comment by Elo · 2018-10-09T19:52:55.809Z · score: -6 (5 votes) · LW · GW

All the feelings are part of you like guests in the house. Welcome them all.

comment by Said Achmiz (SaidAchmiz) · 2018-10-09T20:41:11.537Z · score: 8 (7 votes) · LW · GW

This is an odd analogy. Not all houseguests are welcome, nor should be!

comment by Elo · 2018-10-10T01:48:13.052Z · score: -7 (4 votes) · LW · GW

I have good news for you.

You get to live and feel and experience being the unwanted guest because you are the one having the insecurity, the one being insecure. If you were the unwanted guest, would you leave faster when validated or when invalidated?

Keeping on invalidating feelings are going to lead to a bad time. Just the same as if I ignored and invalidated you as a person too.

comment by Said Achmiz (SaidAchmiz) · 2018-10-10T04:15:19.783Z · score: 6 (3 votes) · LW · GW

If you were the unwanted guest, would you leave faster when validated or when invalidated?

Uh, second one, definitely. Obviously. (Haven’t you ever been an unwanted guest? Like, in real life?)

You get to live and feel and experience being the unwanted guest because you are the one having the insecurity, the one being insecure.

This isn’t really how feelings work.

comment by Elo · 2018-10-10T04:31:40.906Z · score: -11 (4 votes) · LW · GW

You say that but people do keep mentioning they don't like your commenting on lw. It doesn't seem to make you leave.

Yes this is how feelings work. But don't take my word for it. Check for yourself?

comment by Said Achmiz (SaidAchmiz) · 2018-10-10T07:43:43.848Z · score: 4 (2 votes) · LW · GW

Yes this is how feelings work. But don’t take my word for it. Check for yourself?

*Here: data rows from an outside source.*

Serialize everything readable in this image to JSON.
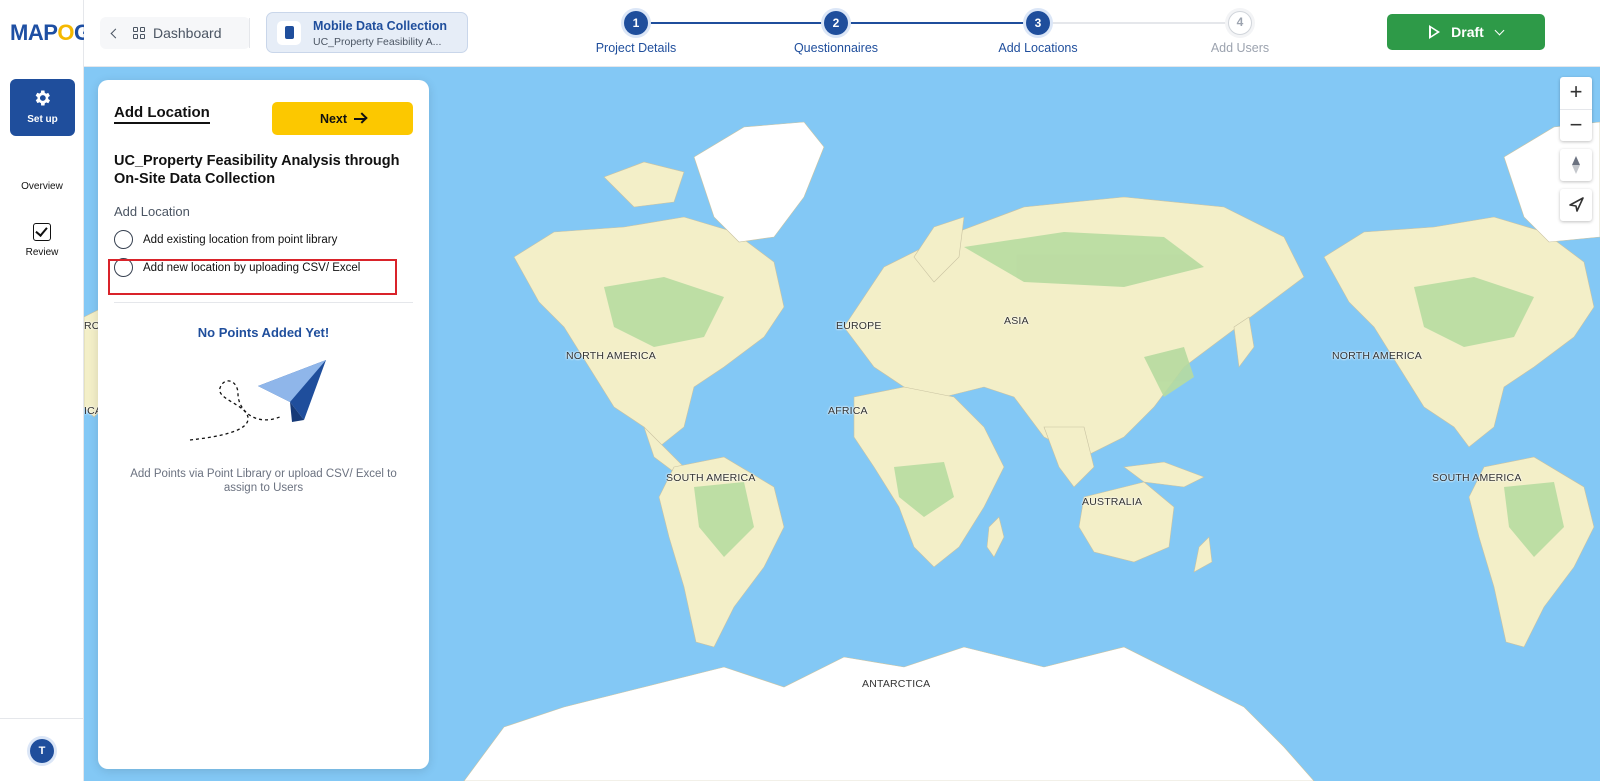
{
  "app": {
    "logo_text_left": "MAP",
    "logo_text_right": "G",
    "logo_o": "O"
  },
  "rail": {
    "setup_label": "Set up",
    "overview_label": "Overview",
    "review_label": "Review",
    "avatar_initial": "T"
  },
  "topbar": {
    "dashboard_label": "Dashboard",
    "project_type": "Mobile Data Collection",
    "project_name_short": "UC_Property Feasibility A...",
    "draft_label": "Draft"
  },
  "stepper": {
    "steps": [
      {
        "number": "1",
        "label": "Project Details",
        "state": "done"
      },
      {
        "number": "2",
        "label": "Questionnaires",
        "state": "done"
      },
      {
        "number": "3",
        "label": "Add Locations",
        "state": "done"
      },
      {
        "number": "4",
        "label": "Add Users",
        "state": "todo"
      }
    ]
  },
  "panel": {
    "title": "Add Location",
    "next_label": "Next",
    "project_title": "UC_Property Feasibility Analysis through On-Site Data Collection",
    "section_label": "Add Location",
    "options": [
      {
        "label": "Add existing location from point library",
        "selected": false
      },
      {
        "label": "Add new location by uploading CSV/ Excel",
        "selected": false
      }
    ],
    "empty_title": "No Points Added Yet!",
    "empty_desc": "Add Points via Point Library or upload CSV/ Excel to assign to Users"
  },
  "map": {
    "labels": {
      "north_america": "NORTH AMERICA",
      "north_america_2": "NORTH AMERICA",
      "south_america": "SOUTH AMERICA",
      "south_america_2": "SOUTH AMERICA",
      "europe": "EUROPE",
      "asia": "ASIA",
      "africa": "AFRICA",
      "australia": "AUSTRALIA",
      "antarctica": "ANTARCTICA",
      "edge_left_1": "RO",
      "edge_left_2": "ICA"
    },
    "zoom_in": "+",
    "zoom_out": "−",
    "colors": {
      "ocean": "#83c8f5",
      "land": "#f3efc8",
      "forest": "#b7dba0",
      "ice": "#ffffff"
    }
  }
}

I don’t really know what this means. Could you elaborate? What does it mean to “check for myself”?